.stl is the default file used by most additive 3D printers because it was invented for that, and long enough ago (mid 80s) that there were almost no CAD modellers that used curved surface representations. I don't know if .iges had even got that far then. That being said, .stl is simple, universal, and because it's meant to be an output format, not a modelling format, you can increase the faceting resolution of your modeler. It works like a TC surface modeler because modifying it proportionally transforms the vectors between vertices, not the parameters of the surfaces between them, so it doesn't destroy their compliance with .stl rules because it doesn't change the relationships between faces, edges and vertices. Even in TC deluxe, use high-count polygons, and extrusions and cones of them instead of the native primitives to improve resolutions. It's not meant to be a modelling format because, if you boolean two objects with different mesh densities together, boundaries become hopelessly complex to try to comply with .stl file rules, which stipulate how many facets can share vertices and edges.

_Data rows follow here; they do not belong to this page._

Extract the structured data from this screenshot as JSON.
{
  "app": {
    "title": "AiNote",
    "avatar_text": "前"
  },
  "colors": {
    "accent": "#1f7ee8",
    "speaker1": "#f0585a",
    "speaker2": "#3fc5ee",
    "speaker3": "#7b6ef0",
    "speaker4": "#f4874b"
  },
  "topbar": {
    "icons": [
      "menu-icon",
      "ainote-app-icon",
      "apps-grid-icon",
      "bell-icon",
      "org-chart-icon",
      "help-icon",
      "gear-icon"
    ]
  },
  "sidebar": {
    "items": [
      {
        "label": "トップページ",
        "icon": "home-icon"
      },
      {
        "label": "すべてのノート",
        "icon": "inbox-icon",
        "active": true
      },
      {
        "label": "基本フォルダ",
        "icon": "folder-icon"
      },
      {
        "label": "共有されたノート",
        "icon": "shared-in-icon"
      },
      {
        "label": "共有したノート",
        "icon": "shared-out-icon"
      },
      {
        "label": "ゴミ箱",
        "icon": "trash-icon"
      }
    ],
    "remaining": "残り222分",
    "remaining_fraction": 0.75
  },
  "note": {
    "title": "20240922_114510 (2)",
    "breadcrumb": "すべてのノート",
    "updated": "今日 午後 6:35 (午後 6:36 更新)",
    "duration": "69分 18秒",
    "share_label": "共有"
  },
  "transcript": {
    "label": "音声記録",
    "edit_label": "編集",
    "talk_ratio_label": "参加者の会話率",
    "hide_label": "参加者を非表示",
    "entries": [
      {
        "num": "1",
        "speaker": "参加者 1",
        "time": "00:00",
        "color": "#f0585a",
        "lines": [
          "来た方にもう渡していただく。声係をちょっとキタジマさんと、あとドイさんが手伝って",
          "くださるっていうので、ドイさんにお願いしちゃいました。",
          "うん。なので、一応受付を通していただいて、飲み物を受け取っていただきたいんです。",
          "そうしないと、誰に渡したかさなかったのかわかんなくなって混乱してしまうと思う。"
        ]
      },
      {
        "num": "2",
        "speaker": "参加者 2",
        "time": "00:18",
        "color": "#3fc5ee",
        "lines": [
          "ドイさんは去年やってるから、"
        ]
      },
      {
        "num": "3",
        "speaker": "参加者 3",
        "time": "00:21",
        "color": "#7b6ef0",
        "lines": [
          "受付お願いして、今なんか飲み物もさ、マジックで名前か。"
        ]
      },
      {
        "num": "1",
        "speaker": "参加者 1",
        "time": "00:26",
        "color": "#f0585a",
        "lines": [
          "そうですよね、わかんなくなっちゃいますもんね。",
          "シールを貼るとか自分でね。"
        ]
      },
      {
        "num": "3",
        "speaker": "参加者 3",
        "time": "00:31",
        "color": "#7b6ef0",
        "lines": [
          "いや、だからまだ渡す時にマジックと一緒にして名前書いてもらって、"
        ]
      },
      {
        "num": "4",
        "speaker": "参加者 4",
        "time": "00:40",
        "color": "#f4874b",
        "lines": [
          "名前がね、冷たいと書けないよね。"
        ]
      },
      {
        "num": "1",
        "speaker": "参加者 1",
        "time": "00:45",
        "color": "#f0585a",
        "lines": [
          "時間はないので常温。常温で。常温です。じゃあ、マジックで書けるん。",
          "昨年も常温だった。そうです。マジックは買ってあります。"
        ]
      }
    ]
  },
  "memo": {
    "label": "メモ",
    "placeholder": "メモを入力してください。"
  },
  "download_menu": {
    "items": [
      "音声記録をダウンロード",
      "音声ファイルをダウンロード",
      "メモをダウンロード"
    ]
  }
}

The ACIS kernel isn't that expensive, because TC Mac has it for US 130, so IMO, PC TCadders are being short-changed, even if MacFolk are donating arms and legs for nice hardware. There's even the OpenCascade open-source (free) kernel that could keep the price down and give .igs and .stp and b-rep curved surfaces.
Even if 3D printers could interpolate curves in x and y, they'd still be layered/stepped from the incremental lowering of the platen. There's an Irish-built 3D printer that uses what's called "layer-object-manufacturing", LOM. It cuts profiles out of sheets of A4 paper and laminates them together, so the raw materials are just paper, knives and a spot of pva glue, very very low cost. Reams of 80 GSM A4 paper are 50mm thick, so the layer resolution is .1mm... it's called "Mcor Matrix", if you're interested. 3D Systems released an LOM file format, .slc at the same time as .stl, it's just layers of closed polylines, you stipulate the thickness.
NetFabb, the .stl diagnostic and repair program, can produce .slc models from .stls, and animate passing through the slices, like flip-pad animations or MRIs and CT scans on TV medical shows.
Converting a curved object into a polygon object isn't very complicated, renderers do that to simplify raytracing. It gets more complicated when facets have to have defined normals so the machine knows which side is inside the volume (solid), vertices can only share x facets, and edges can only share y facets, it has to be manifold, (watertight), and there can't be duplicated facets, vertices or edges. Y'see? .stl format is deceptively simple, creating a compliant one from something else isn't.